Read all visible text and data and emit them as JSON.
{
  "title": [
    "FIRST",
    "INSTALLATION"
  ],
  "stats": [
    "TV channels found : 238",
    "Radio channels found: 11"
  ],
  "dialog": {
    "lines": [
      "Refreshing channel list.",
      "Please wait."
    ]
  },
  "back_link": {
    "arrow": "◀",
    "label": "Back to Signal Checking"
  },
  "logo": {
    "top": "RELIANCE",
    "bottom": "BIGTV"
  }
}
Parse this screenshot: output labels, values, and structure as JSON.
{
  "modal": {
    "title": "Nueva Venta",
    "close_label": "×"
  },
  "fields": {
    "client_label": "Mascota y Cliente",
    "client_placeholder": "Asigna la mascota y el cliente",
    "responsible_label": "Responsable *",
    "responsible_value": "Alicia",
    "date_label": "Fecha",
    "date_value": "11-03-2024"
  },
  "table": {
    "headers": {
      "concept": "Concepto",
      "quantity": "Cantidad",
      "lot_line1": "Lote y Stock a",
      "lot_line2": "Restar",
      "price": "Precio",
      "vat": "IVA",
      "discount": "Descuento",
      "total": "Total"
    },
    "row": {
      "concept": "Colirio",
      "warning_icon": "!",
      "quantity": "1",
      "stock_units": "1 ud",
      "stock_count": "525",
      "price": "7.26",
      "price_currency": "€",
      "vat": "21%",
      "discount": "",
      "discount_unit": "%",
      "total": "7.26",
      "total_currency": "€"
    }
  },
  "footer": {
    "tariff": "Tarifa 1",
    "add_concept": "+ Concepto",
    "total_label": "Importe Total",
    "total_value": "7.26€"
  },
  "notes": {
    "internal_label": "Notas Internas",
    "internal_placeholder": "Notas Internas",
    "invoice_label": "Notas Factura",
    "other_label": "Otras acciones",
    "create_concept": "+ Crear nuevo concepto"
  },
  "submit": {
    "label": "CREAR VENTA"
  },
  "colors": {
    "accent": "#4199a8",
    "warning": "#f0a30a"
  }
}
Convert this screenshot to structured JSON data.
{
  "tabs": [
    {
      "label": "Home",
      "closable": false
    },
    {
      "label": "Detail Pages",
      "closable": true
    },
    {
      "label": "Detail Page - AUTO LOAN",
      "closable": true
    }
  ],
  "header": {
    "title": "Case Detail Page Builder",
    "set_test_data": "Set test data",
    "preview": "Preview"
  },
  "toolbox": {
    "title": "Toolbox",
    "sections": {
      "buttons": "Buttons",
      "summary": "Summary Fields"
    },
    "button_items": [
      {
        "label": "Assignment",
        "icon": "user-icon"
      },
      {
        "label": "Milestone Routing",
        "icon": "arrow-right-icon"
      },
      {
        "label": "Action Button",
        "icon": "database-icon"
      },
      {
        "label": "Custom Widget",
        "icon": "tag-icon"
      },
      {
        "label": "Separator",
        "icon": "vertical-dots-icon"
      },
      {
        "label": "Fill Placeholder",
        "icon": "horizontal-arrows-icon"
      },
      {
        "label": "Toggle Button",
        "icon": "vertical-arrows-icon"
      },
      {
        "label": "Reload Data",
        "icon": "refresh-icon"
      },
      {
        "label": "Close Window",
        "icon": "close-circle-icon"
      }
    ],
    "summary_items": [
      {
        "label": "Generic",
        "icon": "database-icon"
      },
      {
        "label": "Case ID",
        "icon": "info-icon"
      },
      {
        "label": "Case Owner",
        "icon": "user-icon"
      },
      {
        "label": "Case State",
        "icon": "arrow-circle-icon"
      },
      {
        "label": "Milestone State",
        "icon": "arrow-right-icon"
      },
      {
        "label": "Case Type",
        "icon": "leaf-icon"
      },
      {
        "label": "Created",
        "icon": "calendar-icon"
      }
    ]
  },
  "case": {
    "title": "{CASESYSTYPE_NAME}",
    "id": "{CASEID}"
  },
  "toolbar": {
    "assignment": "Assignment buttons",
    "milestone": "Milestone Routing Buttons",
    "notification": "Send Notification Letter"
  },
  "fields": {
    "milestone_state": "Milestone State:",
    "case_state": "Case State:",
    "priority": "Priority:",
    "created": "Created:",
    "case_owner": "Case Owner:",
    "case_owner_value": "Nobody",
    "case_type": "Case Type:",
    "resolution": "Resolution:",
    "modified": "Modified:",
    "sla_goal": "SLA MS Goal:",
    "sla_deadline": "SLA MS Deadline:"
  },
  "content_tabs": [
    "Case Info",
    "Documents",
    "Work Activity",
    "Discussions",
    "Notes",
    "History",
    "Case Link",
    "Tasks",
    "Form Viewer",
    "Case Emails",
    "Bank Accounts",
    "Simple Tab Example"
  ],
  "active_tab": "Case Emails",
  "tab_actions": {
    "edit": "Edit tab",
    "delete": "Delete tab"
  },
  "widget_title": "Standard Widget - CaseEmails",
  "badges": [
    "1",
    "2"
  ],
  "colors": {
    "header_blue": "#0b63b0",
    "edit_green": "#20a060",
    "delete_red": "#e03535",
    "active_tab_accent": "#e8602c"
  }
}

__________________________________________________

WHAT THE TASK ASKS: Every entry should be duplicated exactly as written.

EXERCISE OUTPUT:
Read all visible text and data and emit them as JSON.
{
  "title": [
    "FIRST",
    "INSTALLATION"
  ],
  "stats": [
    "TV channels found : 238",
    "Radio channels found: 11"
  ],
  "dialog": {
    "lines": [
      "Refreshing channel list.",
      "Please wait."
    ]
  },
  "back_link": {
    "arrow": "◀",
    "label": "Back to Signal Checking"
  },
  "logo": {
    "top": "RELIANCE",
    "bottom": "BIGTV"
  }
}
Parse this screenshot: output labels, values, and structure as JSON.
{
  "modal": {
    "title": "Nueva Venta",
    "close_label": "×"
  },
  "fields": {
    "client_label": "Mascota y Cliente",
    "client_placeholder": "Asigna la mascota y el cliente",
    "responsible_label": "Responsable *",
    "responsible_value": "Alicia",
    "date_label": "Fecha",
    "date_value": "11-03-2024"
  },
  "table": {
    "headers": {
      "concept": "Concepto",
      "quantity": "Cantidad",
      "lot_line1": "Lote y Stock a",
      "lot_line2": "Restar",
      "price": "Precio",
      "vat": "IVA",
      "discount": "Descuento",
      "total": "Total"
    },
    "row": {
      "concept": "Colirio",
      "warning_icon": "!",
      "quantity": "1",
      "stock_units": "1 ud",
      "stock_count": "525",
      "price": "7.26",
      "price_currency": "€",
      "vat": "21%",
      "discount": "",
      "discount_unit": "%",
      "total": "7.26",
      "total_currency": "€"
    }
  },
  "footer": {
    "tariff": "Tarifa 1",
    "add_concept": "+ Concepto",
    "total_label": "Importe Total",
    "total_value": "7.26€"
  },
  "notes": {
    "internal_label": "Notas Internas",
    "internal_placeholder": "Notas Internas",
    "invoice_label": "Notas Factura",
    "other_label": "Otras acciones",
    "create_concept": "+ Crear nuevo concepto"
  },
  "submit": {
    "label": "CREAR VENTA"
  },
  "colors": {
    "accent": "#4199a8",
    "warning": "#f0a30a"
  }
}
Convert this screenshot to structured JSON data.
{
  "tabs": [
    {
      "label": "Home",
      "closable": false
    },
    {
      "label": "Detail Pages",
      "closable": true
    },
    {
      "label": "Detail Page - AUTO LOAN",
      "closable": true
    }
  ],
  "header": {
    "title": "Case Detail Page Builder",
    "set_test_data": "Set test data",
    "preview": "Preview"
  },
  "toolbox": {
    "title": "Toolbox",
    "sections": {
      "buttons": "Buttons",
      "summary": "Summary Fields"
    },
    "button_items": [
      {
        "label": "Assignment",
        "icon": "user-icon"
      },
      {
        "label": "Milestone Routing",
        "icon": "arrow-right-icon"
      },
      {
        "label": "Action Button",
        "icon": "database-icon"
      },
      {
        "label": "Custom Widget",
        "icon": "tag-icon"
      },
      {
        "label": "Separator",
        "icon": "vertical-dots-icon"
      },
      {
        "label": "Fill Placeholder",
        "icon": "horizontal-arrows-icon"
      },
      {
        "label": "Toggle Button",
        "icon": "vertical-arrows-icon"
      },
      {
        "label": "Reload Data",
        "icon": "refresh-icon"
      },
      {
        "label": "Close Window",
        "icon": "close-circle-icon"
      }
    ],
    "summary_items": [
      {
        "label": "Generic",
        "icon": "database-icon"
      },
      {
        "label": "Case ID",
        "icon": "info-icon"
      },
      {
        "label": "Case Owner",
        "icon": "user-icon"
      },
      {
        "label": "Case State",
        "icon": "arrow-circle-icon"
      },
      {
        "label": "Milestone State",
        "icon": "arrow-right-icon"
      },
      {
        "label": "Case Type",
        "icon": "leaf-icon"
      },
      {
        "label": "Created",
        "icon": "calendar-icon"
      }
    ]
  },
  "case": {
    "title": "{CASESYSTYPE_NAME}",
    "id": "{CASEID}"
  },
  "toolbar": {
    "assignment": "Assignment buttons",
    "milestone": "Milestone Routing Buttons",
    "notification": "Send Notification Letter"
  },
  "fields": {
    "milestone_state": "Milestone State:",
    "case_state": "Case State:",
    "priority": "Priority:",
    "created": "Created:",
    "case_owner": "Case Owner:",
    "case_owner_value": "Nobody",
    "case_type": "Case Type:",
    "resolution": "Resolution:",
    "modified": "Modified:",
    "sla_goal": "SLA MS Goal:",
    "sla_deadline": "SLA MS Deadline:"
  },
  "content_tabs": [
    "Case Info",
    "Documents",
    "Work Activity",
    "Discussions",
    "Notes",
    "History",
    "Case Link",
    "Tasks",
    "Form Viewer",
    "Case Emails",
    "Bank Accounts",
    "Simple Tab Example"
  ],
  "active_tab": "Case Emails",
  "tab_actions": {
    "edit": "Edit tab",
    "delete": "Delete tab"
  },
  "widget_title": "Standard Widget - CaseEmails",
  "badges": [
    "1",
    "2"
  ],
  "colors": {
    "header_blue": "#0b63b0",
    "edit_green": "#20a060",
    "delete_red": "#e03535",
    "active_tab_accent": "#e8602c"
  }
}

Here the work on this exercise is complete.